LinkedIn is a database that is searchable.
This means that people can search LinkedIn for keywords and profiles are returned. The other thing that I like about LinkedIn is that you can have your LinkedIn profile returned in Google search results. BrandYourself recently analyzed 100,000 profiles and found that LinkedIn was the social network MOST often appearing at the top of Google search results. We also know that 94% of people don’t look beyond the first page of search results.
For example, if you search “LinkedIn Expert Brisbane” you can see my LinkedIn profile is returned in search results. You will see it is the first organic result. Under paid advertising. It is returned about my personal website.
To get this to happen one of the first things you need to do is ensure that your LinkedIn profile includes the right key words. In the right areas of your profile.
When identifying your keywords here are a couple of things to keep in mind:
Relevance: Ensure that you use words that your ideal audience would use to find you. These might be different to the words that you would use.
Competitiveness: Some keywords will be more competitive than others. This means that to get a strong, targeted result, you may need to be more specific. For example, the keyword “accountant” would be a competitive keyword. It is also not specific to what you do.
I would recommend in this case, that you use the keyword “mobile tax accountant” or “chartered accountant”. You will get a more targeted response that aligns with your goals and ideal client.
Location: The third element of SEO is the location of keywords in your profile.
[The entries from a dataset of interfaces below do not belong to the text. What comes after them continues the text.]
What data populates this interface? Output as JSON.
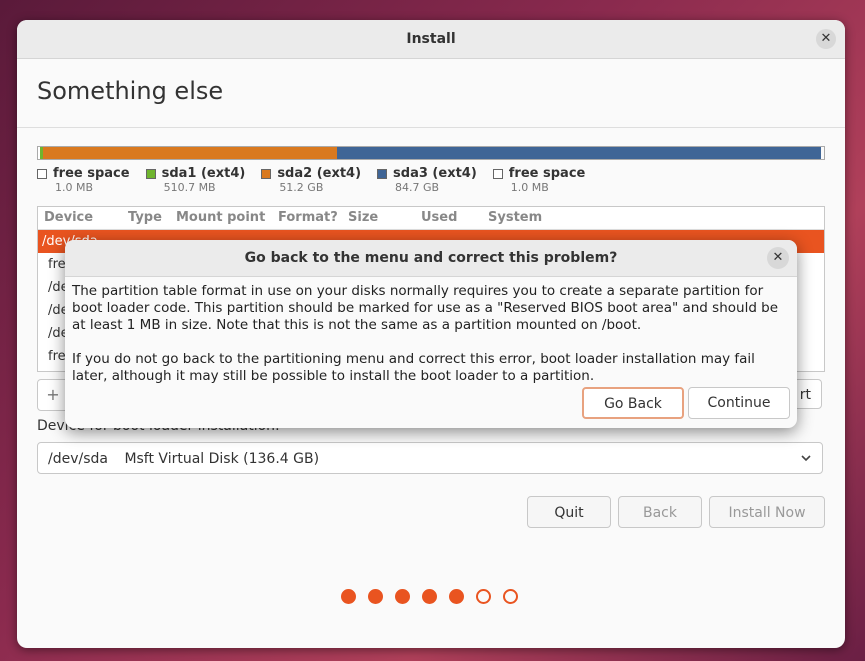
{
  "window": {
    "title": "Install",
    "close_glyph": "✕"
  },
  "page": {
    "title": "Something else"
  },
  "partition_bar": {
    "segments": [
      {
        "name": "free space",
        "color": "#ffffff",
        "fraction": 0.0002
      },
      {
        "name": "sda1",
        "color": "#6fb52e",
        "fraction": 0.004
      },
      {
        "name": "sda2",
        "color": "#d9791f",
        "fraction": 0.377
      },
      {
        "name": "sda3",
        "color": "#3f6596",
        "fraction": 0.619
      }
    ]
  },
  "legend": [
    {
      "label": "free space",
      "size": "1.0 MB",
      "color": "#ffffff"
    },
    {
      "label": "sda1 (ext4)",
      "size": "510.7 MB",
      "color": "#6fb52e"
    },
    {
      "label": "sda2 (ext4)",
      "size": "51.2 GB",
      "color": "#d9791f"
    },
    {
      "label": "sda3 (ext4)",
      "size": "84.7 GB",
      "color": "#3f6596"
    },
    {
      "label": "free space",
      "size": "1.0 MB",
      "color": "#ffffff"
    }
  ],
  "table": {
    "columns": [
      "Device",
      "Type",
      "Mount point",
      "Format?",
      "Size",
      "Used",
      "System"
    ],
    "rows": [
      "/dev/sda",
      "fre",
      "/de",
      "/de",
      "/de",
      "fre"
    ]
  },
  "buttons": {
    "add": "+",
    "revert": "rt",
    "quit": "Quit",
    "back": "Back",
    "install_now": "Install Now"
  },
  "boot_loader": {
    "label": "Device for boot loader installation:",
    "device": "/dev/sda",
    "description": "Msft Virtual Disk (136.4 GB)"
  },
  "progress": {
    "total_steps": 7,
    "completed_steps": 5
  },
  "dialog": {
    "title": "Go back to the menu and correct this problem?",
    "close_glyph": "✕",
    "message_1": "The partition table format in use on your disks normally requires you to create a separate partition for boot loader code. This partition should be marked for use as a \"Reserved BIOS boot area\" and should be at least 1 MB in size. Note that this is not the same as a partition mounted on /boot.",
    "message_2": "If you do not go back to the partitioning menu and correct this error, boot loader installation may fail later, although it may still be possible to install the boot loader to a partition.",
    "go_back": "Go Back",
    "continue": "Continue"
  },
  "colors": {
    "accent": "#e95420"
  }
}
Even though you may be able to work with clients in many locations, people searching will often include a location.
Once you have identified your key words you need to include them across key areas of your profile. Here are my top tips for writing content across these key areas:
You have 120 characters to make a stand-out first impression. When someone searches via keywords on LinkedIn, your profile’s image, name and headline are first returned. This means your headline is key in getting people to ‘click through’ to your profile. It’s a bit like when you do a search for something on Google. The headline is a determining factor on whether you click through to the website.
Your summary is really key to your positioning on LinkedIn. It is important to look at this section through the lenses of your ideal client. Make it clear how you can help them, including specifying what results you can help them achieve.
Your LinkedIn profile is all about your future and not your past. And this is especially true for your employment history section. It is not merely a tribute to your past jobs, listing roles and responsibilities. With 2,000 characters for each role, it is to be used as a search engine optimised sales and marketing tool!
Many clients I speak to are skeptical about the value of having their listed skills endorsed. However, this section of your profile is a significant contributor to SEO. By taking control of your skill endorsements, you can use them to support your goals and objectives. List skills that are consistent with your future business goals. This gives you the opportunity to be endorsed for it and supports SEO outcomes.
What others say is more important than what we say about ourselves. And a well-written recommendation should include SEO. When approaching people for a recommendation on LinkedIn, offer to draft the wording for them to approve and upload. This way you can include the right SEO and shape the message.
By focusing on these five key areas, this client was in a position to leverage SEO to support their business goals.
By proactively managing your SEO and applying the indexing formula, you will be on your way to increasing your LinkedIn traffic using keywords.